Location: Chasing down the rarities
Was also the first time I saw these birds fly.

Image

ImageLarge

_________________
656
Latest Lifer(s): White-winged Flufftail, Dickinson's Kestrel, Senegal Coucal, Three-banded Courser, African Broadbill, Thrush Nightingale, Rufous-bellied Heron.

Follow me as I bird on Twitter @wildtuinman


Top
 Profile  
 
 Post subject:
Unread postPosted: Mon Jun 12, 2006 5:28 pm 
Offline
Moderator
Moderator
User avatar

Joined: Tue Mar 22, 2005 6:31 pm
Posts: 10014
Location: Ballito, KZN North Coast, South Africa
This was one of a group of three on the H4-2 that gave us a lovely view as they strutted around the cars a week ago.
Not sure if they were begging for food or admiring their reflections. :wink:


Image

_________________
Where ever you go, go with all your Heart.


Top
 Profile  
 
 Post subject:
Unread postPosted: Wed Jun 28, 2006 2:37 pm 
Offline
Legendary Virtual Ranger
Legendary Virtual Ranger
User avatar
Award: Birder of the Year (2013)
Joined: Thu Dec 02, 2004 10:27 am
Posts: 5297
Location: Chasing down the rarities
juvenile on your left, female on the right and male in the middle.

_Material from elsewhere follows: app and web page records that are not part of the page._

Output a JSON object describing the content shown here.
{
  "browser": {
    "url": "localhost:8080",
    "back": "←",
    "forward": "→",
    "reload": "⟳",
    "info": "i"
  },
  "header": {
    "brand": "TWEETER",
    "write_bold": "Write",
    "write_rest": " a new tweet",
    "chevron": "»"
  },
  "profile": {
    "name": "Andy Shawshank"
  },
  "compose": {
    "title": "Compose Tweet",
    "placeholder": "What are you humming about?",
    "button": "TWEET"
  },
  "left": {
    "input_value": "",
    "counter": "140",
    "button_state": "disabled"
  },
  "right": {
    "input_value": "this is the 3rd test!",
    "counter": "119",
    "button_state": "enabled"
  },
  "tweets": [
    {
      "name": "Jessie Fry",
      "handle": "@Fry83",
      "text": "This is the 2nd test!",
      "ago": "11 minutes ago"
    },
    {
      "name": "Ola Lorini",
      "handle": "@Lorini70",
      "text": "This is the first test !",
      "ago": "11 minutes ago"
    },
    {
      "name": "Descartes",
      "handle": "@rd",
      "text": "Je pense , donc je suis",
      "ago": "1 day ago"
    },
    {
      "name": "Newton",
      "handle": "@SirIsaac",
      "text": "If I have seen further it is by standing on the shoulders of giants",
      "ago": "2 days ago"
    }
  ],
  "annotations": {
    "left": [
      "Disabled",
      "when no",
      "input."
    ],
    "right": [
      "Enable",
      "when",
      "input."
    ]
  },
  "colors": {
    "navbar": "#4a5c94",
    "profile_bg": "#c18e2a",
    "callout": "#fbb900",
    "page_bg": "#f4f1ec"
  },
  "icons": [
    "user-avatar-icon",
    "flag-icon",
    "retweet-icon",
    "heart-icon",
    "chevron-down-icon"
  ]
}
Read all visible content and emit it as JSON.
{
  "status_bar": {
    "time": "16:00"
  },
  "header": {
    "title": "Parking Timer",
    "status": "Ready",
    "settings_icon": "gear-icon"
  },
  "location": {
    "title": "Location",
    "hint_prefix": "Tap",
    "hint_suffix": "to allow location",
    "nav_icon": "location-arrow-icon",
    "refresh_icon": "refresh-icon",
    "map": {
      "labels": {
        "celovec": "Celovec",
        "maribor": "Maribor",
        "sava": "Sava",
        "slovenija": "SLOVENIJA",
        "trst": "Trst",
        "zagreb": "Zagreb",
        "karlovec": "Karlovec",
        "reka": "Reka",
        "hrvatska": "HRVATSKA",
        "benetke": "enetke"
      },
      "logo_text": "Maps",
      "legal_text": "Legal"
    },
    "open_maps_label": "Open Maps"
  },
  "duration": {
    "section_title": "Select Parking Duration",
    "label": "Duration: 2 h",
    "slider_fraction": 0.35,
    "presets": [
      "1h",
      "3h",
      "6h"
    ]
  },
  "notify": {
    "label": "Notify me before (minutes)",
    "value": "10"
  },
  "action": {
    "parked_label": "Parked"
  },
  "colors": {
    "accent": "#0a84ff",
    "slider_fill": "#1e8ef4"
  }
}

ImageLarge

_________________
656
Latest Lifer(s): White-winged Flufftail, Dickinson's Kestrel, Senegal Coucal, Three-banded Courser, African Broadbill, Thrush Nightingale, Rufous-bellied Heron.

Follow me as I bird on Twitter @wildtuinman


Last edited by Elsa on Fri Nov 08, 2013 2:49 pm, edited 1 time in total.
pic resized.


Top
 Profile  
 
 Post subject:
Unread postPosted: Wed Sep 06, 2006 4:40 pm 
Offline
Distinguished Virtual Ranger
Distinguished Virtual Ranger

Joined: Mon Jan 17, 2005 5:57 pm
Posts: 5031
Image


Top
 Profile  
 
 Post subject: Sightings of the Ground Hornbill?
Unread postPosted: Sat Oct 07, 2006 10:54 pm 
Offline
User avatar

Joined: Mon Apr 17, 2006 1:56 am
Posts: 8
Location: Newcastle
Hi Out There ![b]

I was at the Kruger National Park from the 24th September until the 3rd October.
Whilst on holday saw that their was a ground hornbill project, requesting people to note of sightings in the higher region of the kruger National Park. :dance:

I had some sightings of these birds in the Letaba and higher area. Would like to know where can we report these sightings:roll:

Have tried one of the links made availabe under this topic but it does not seem to work. :?

_________________
God made all creatures great and small !


Top
 Profile  
 
 Post subject:
Unread postPosted: Mon Oct 09, 2006 1:08 pm 
Offline
Distinguished Virtual Ranger
Distinguished Virtual Ranger
User avatar

Joined: Thu Dec 23, 2004 1:38 pm
Posts: 1935
Hi Safari bug. Try this link. I'll ask Diannet to correct the link on the SANParks Ground Hornbill Census page.


Top
 Profile  
 
Display posts from previous:  Sort by  
Post new topic Reply to topic  [ 102 posts ]  Go to page 1, 2, 3, 4, 5 ... 7  Next



Who is online

Users browsing this forum: No registered users and 2 guests


You cannot post new topics in this forum
You cannot reply to topics in this forum
You cannot edit your posts in this forum
You cannot delete your posts in this forum
You cannot post attachments in this forum

Powered by phpBB © 2000, 2002, 2005, 2007 phpBB Group

Webcams Highlights

Addo Nossob Orpen Satara
Addo Nossob Orpen Satara
Submitted by teddy_rsa at 16:05:06 Submitted by RonelMentz at 16:44:53 Submitted by Mich_16 at 17:02:37 Submitted by Ton&Herma at 13:37:01